As with any discipline I understand often there is a need for deeper research to help not only identify the problems but solutions to dealing with misogyny. I often fear however that so much gets lost because the language is not simple enough for simple dialogue. this does not mean that people should dumb down their message for the masses but as an educator I live and die by the mantra that content, structure and delivery of my message should be simple enough for a 12 year old to understand.
Men as Advocates
Finally. I proudly wear the badge of feminism. Whilst many man would balk at the idea and a number of females actively avoid being seen or defined as feminist I have no problem. I am proud. I am even thinking of getting a tshirt to make the point.

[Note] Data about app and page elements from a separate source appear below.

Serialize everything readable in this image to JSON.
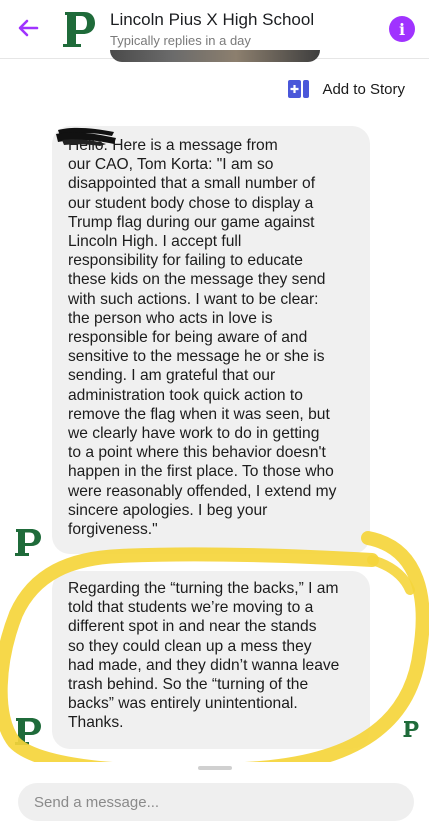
{
  "header": {
    "title": "Lincoln Pius X High School",
    "subtitle": "Typically replies in a day",
    "back_icon": "back-arrow-icon",
    "info_icon": "info-icon",
    "info_glyph": "i",
    "logo_letter": "P"
  },
  "story": {
    "add_label": "Add to Story"
  },
  "messages": [
    {
      "text": "Hello. Here is a message from\nour CAO, Tom Korta: \"I am so\ndisappointed that a small number of\nour student body chose to display a\nTrump flag during our game against\nLincoln High. I accept full\nresponsibility for failing to educate\nthese kids on the message they send\nwith such actions. I want to be clear:\nthe person who acts in love is\nresponsible for being aware of and\nsensitive to the message he or she is\nsending. I am grateful that our\nadministration took quick action to\nremove the flag when it was seen, but\nwe clearly have work to do in getting\nto a point where this behavior doesn't\nhappen in the first place. To those who\nwere reasonably offended, I extend my\nsincere apologies. I beg your\nforgiveness.\""
    },
    {
      "text": "Regarding the “turning the backs,” I am\ntold that students we’re moving to a\ndifferent spot in and near the stands\nso they could clean up a mess they\nhad made, and they didn’t wanna leave\ntrash behind. So the “turning of the\nbacks” was entirely unintentional.\nThanks."
    }
  ],
  "composer": {
    "placeholder": "Send a message..."
  },
  "colors": {
    "accent_purple": "#a033ff",
    "brand_green": "#1f6b3a",
    "highlight_yellow": "#f5d53b"
  }
}
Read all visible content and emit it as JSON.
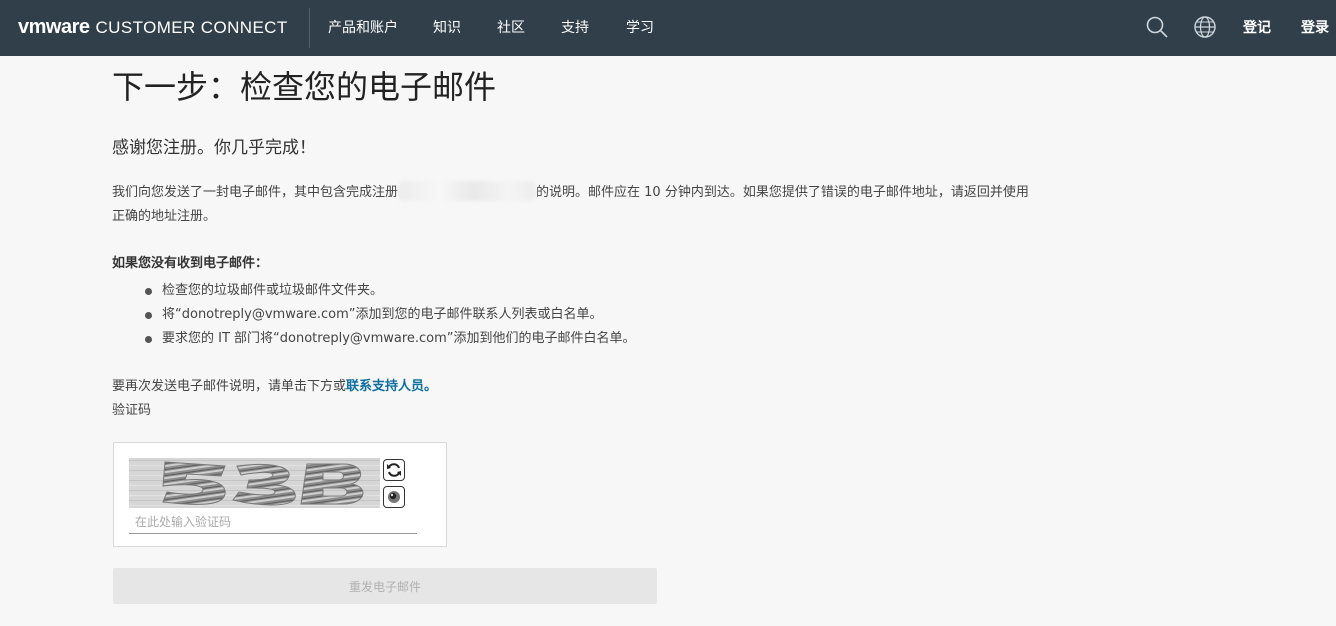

I am on steep learning curve and would readily admit that some of my passion on this subject is definitely influenced by the fact I have a wife and two daughters. I firmly believe that the cause of feminism is greatly accelerated the more of us men buy into the concept and support and be advocates.
Men are also victims of the lack of equality to women. In many societies if you do not confirm to certain modules of masculinity you are considered weak, a pussy, effeminate or to use the heinous term a faggott. For users of these terms they think it equates to being a woman or not enough of a man. That is bullshit. In many respects turning those concepts on its head requires men to be as vocal and at the forefront of campaigning with women for equality and blowing apart the social constructs that permeate this across class groups, race, religious and other social groupings.
The Trouble with Feminism is not the concept itself but in many ways how it is perceived, how it is promoted and how fragmented it can appear. Much has been progressed but we still have a long way to go. I am glad to be part of that journey and learning a heck of a lot about myself along the way.
Would love your thoughts.